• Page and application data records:
========

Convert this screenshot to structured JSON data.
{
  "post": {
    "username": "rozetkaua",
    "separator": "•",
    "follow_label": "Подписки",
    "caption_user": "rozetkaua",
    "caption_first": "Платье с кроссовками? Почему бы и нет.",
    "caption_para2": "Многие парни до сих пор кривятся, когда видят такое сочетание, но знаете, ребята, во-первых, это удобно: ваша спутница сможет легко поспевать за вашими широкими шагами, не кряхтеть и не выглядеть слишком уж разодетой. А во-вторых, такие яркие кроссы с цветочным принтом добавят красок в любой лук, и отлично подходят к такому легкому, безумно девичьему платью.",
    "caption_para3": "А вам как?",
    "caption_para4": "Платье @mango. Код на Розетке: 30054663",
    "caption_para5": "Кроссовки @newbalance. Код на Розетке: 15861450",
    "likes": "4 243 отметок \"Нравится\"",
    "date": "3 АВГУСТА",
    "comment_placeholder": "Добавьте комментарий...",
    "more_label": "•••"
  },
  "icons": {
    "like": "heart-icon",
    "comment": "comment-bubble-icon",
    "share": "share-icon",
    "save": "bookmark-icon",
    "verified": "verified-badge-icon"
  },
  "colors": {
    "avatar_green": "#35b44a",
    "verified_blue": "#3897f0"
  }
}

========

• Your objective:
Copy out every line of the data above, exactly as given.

• Response for this exercise:
Convert this screenshot to structured JSON data.
{
  "post": {
    "username": "rozetkaua",
    "separator": "•",
    "follow_label": "Подписки",
    "caption_user": "rozetkaua",
    "caption_first": "Платье с кроссовками? Почему бы и нет.",
    "caption_para2": "Многие парни до сих пор кривятся, когда видят такое сочетание, но знаете, ребята, во-первых, это удобно: ваша спутница сможет легко поспевать за вашими широкими шагами, не кряхтеть и не выглядеть слишком уж разодетой. А во-вторых, такие яркие кроссы с цветочным принтом добавят красок в любой лук, и отлично подходят к такому легкому, безумно девичьему платью.",
    "caption_para3": "А вам как?",
    "caption_para4": "Платье @mango. Код на Розетке: 30054663",
    "caption_para5": "Кроссовки @newbalance. Код на Розетке: 15861450",
    "likes": "4 243 отметок \"Нравится\"",
    "date": "3 АВГУСТА",
    "comment_placeholder": "Добавьте комментарий...",
    "more_label": "•••"
  },
  "icons": {
    "like": "heart-icon",
    "comment": "comment-bubble-icon",
    "share": "share-icon",
    "save": "bookmark-icon",
    "verified": "verified-badge-icon"
  },
  "colors": {
    "avatar_green": "#35b44a",
    "verified_blue": "#3897f0"
  }
}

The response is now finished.